- **Directions for this task**
Write out every record in full, keeping each character exactly as it is.

Items from an interface collection:
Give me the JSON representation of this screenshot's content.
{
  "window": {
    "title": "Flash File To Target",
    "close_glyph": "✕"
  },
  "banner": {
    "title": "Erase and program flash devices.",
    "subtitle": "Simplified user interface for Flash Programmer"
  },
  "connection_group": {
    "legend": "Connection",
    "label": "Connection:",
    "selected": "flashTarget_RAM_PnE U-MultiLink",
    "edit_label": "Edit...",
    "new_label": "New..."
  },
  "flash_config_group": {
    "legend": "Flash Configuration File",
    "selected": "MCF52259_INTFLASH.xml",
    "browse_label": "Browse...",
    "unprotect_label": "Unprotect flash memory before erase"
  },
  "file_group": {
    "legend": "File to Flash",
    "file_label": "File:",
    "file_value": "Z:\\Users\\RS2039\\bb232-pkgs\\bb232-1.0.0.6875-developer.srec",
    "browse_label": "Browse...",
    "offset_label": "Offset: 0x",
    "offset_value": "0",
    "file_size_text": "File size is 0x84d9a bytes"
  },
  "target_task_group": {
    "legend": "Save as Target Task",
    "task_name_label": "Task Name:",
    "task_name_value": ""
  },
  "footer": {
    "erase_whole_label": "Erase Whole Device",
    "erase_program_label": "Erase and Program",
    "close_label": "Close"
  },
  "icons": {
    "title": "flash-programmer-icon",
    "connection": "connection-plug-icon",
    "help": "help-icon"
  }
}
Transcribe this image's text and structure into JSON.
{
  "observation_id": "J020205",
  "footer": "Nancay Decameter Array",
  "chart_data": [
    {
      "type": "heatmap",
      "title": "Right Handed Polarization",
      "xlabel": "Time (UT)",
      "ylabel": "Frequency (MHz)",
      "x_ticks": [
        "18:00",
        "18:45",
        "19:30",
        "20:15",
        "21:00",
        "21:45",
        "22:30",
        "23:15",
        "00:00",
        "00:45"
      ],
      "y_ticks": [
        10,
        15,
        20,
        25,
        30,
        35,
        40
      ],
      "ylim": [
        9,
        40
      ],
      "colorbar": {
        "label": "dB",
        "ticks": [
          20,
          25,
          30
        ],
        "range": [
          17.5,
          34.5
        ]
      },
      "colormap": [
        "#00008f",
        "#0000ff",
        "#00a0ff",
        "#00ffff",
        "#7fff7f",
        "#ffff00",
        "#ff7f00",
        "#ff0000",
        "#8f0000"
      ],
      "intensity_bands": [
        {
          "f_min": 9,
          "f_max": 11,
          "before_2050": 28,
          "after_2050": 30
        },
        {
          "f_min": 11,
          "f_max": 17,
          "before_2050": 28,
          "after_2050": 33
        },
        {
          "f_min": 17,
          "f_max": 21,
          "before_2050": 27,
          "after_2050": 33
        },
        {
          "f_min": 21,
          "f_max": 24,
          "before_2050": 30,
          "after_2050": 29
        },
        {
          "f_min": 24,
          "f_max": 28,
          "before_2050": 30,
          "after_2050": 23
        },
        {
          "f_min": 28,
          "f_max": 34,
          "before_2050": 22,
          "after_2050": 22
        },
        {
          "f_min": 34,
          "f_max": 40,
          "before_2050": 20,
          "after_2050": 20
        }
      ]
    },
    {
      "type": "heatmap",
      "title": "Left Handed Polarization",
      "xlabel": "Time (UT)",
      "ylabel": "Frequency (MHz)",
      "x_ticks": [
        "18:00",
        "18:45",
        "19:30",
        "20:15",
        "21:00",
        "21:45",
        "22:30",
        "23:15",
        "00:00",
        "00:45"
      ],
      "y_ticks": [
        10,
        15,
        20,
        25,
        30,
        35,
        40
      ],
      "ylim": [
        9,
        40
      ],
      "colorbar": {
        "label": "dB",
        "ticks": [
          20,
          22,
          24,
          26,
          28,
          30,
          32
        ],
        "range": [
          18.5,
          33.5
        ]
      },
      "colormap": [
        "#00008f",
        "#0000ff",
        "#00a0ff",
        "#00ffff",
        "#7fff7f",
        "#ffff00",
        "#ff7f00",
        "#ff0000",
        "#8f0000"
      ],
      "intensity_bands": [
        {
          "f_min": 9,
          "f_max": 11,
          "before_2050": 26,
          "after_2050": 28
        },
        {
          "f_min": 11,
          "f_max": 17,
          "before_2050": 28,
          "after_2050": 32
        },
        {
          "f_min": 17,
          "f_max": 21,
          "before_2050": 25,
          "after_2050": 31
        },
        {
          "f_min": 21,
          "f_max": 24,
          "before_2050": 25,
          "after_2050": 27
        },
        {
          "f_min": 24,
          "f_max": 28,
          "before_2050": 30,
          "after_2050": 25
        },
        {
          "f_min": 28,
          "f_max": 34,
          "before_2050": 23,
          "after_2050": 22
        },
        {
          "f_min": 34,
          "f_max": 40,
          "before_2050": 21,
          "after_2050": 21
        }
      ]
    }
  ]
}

- **Result for this task**
Give me the JSON representation of this screenshot's content.
{
  "window": {
    "title": "Flash File To Target",
    "close_glyph": "✕"
  },
  "banner": {
    "title": "Erase and program flash devices.",
    "subtitle": "Simplified user interface for Flash Programmer"
  },
  "connection_group": {
    "legend": "Connection",
    "label": "Connection:",
    "selected": "flashTarget_RAM_PnE U-MultiLink",
    "edit_label": "Edit...",
    "new_label": "New..."
  },
  "flash_config_group": {
    "legend": "Flash Configuration File",
    "selected": "MCF52259_INTFLASH.xml",
    "browse_label": "Browse...",
    "unprotect_label": "Unprotect flash memory before erase"
  },
  "file_group": {
    "legend": "File to Flash",
    "file_label": "File:",
    "file_value": "Z:\\Users\\RS2039\\bb232-pkgs\\bb232-1.0.0.6875-developer.srec",
    "browse_label": "Browse...",
    "offset_label": "Offset: 0x",
    "offset_value": "0",
    "file_size_text": "File size is 0x84d9a bytes"
  },
  "target_task_group": {
    "legend": "Save as Target Task",
    "task_name_label": "Task Name:",
    "task_name_value": ""
  },
  "footer": {
    "erase_whole_label": "Erase Whole Device",
    "erase_program_label": "Erase and Program",
    "close_label": "Close"
  },
  "icons": {
    "title": "flash-programmer-icon",
    "connection": "connection-plug-icon",
    "help": "help-icon"
  }
}
Transcribe this image's text and structure into JSON.
{
  "observation_id": "J020205",
  "footer": "Nancay Decameter Array",
  "chart_data": [
    {
      "type": "heatmap",
      "title": "Right Handed Polarization",
      "xlabel": "Time (UT)",
      "ylabel": "Frequency (MHz)",
      "x_ticks": [
        "18:00",
        "18:45",
        "19:30",
        "20:15",
        "21:00",
        "21:45",
        "22:30",
        "23:15",
        "00:00",
        "00:45"
      ],
      "y_ticks": [
        10,
        15,
        20,
        25,
        30,
        35,
        40
      ],
      "ylim": [
        9,
        40
      ],
      "colorbar": {
        "label": "dB",
        "ticks": [
          20,
          25,
          30
        ],
        "range": [
          17.5,
          34.5
        ]
      },
      "colormap": [
        "#00008f",
        "#0000ff",
        "#00a0ff",
        "#00ffff",
        "#7fff7f",
        "#ffff00",
        "#ff7f00",
        "#ff0000",
        "#8f0000"
      ],
      "intensity_bands": [
        {
          "f_min": 9,
          "f_max": 11,
          "before_2050": 28,
          "after_2050": 30
        },
        {
          "f_min": 11,
          "f_max": 17,
          "before_2050": 28,
          "after_2050": 33
        },
        {
          "f_min": 17,
          "f_max": 21,
          "before_2050": 27,
          "after_2050": 33
        },
        {
          "f_min": 21,
          "f_max": 24,
          "before_2050": 30,
          "after_2050": 29
        },
        {
          "f_min": 24,
          "f_max": 28,
          "before_2050": 30,
          "after_2050": 23
        },
        {
          "f_min": 28,
          "f_max": 34,
          "before_2050": 22,
          "after_2050": 22
        },
        {
          "f_min": 34,
          "f_max": 40,
          "before_2050": 20,
          "after_2050": 20
        }
      ]
    },
    {
      "type": "heatmap",
      "title": "Left Handed Polarization",
      "xlabel": "Time (UT)",
      "ylabel": "Frequency (MHz)",
      "x_ticks": [
        "18:00",
        "18:45",
        "19:30",
        "20:15",
        "21:00",
        "21:45",
        "22:30",
        "23:15",
        "00:00",
        "00:45"
      ],
      "y_ticks": [
        10,
        15,
        20,
        25,
        30,
        35,
        40
      ],
      "ylim": [
        9,
        40
      ],
      "colorbar": {
        "label": "dB",
        "ticks": [
          20,
          22,
          24,
          26,
          28,
          30,
          32
        ],
        "range": [
          18.5,
          33.5
        ]
      },
      "colormap": [
        "#00008f",
        "#0000ff",
        "#00a0ff",
        "#00ffff",
        "#7fff7f",
        "#ffff00",
        "#ff7f00",
        "#ff0000",
        "#8f0000"
      ],
      "intensity_bands": [
        {
          "f_min": 9,
          "f_max": 11,
          "before_2050": 26,
          "after_2050": 28
        },
        {
          "f_min": 11,
          "f_max": 17,
          "before_2050": 28,
          "after_2050": 32
        },
        {
          "f_min": 17,
          "f_max": 21,
          "before_2050": 25,
          "after_2050": 31
        },
        {
          "f_min": 21,
          "f_max": 24,
          "before_2050": 25,
          "after_2050": 27
        },
        {
          "f_min": 24,
          "f_max": 28,
          "before_2050": 30,
          "after_2050": 25
        },
        {
          "f_min": 28,
          "f_max": 34,
          "before_2050": 23,
          "after_2050": 22
        },
        {
          "f_min": 34,
          "f_max": 40,
          "before_2050": 21,
          "after_2050": 21
        }
      ]
    }
  ]
}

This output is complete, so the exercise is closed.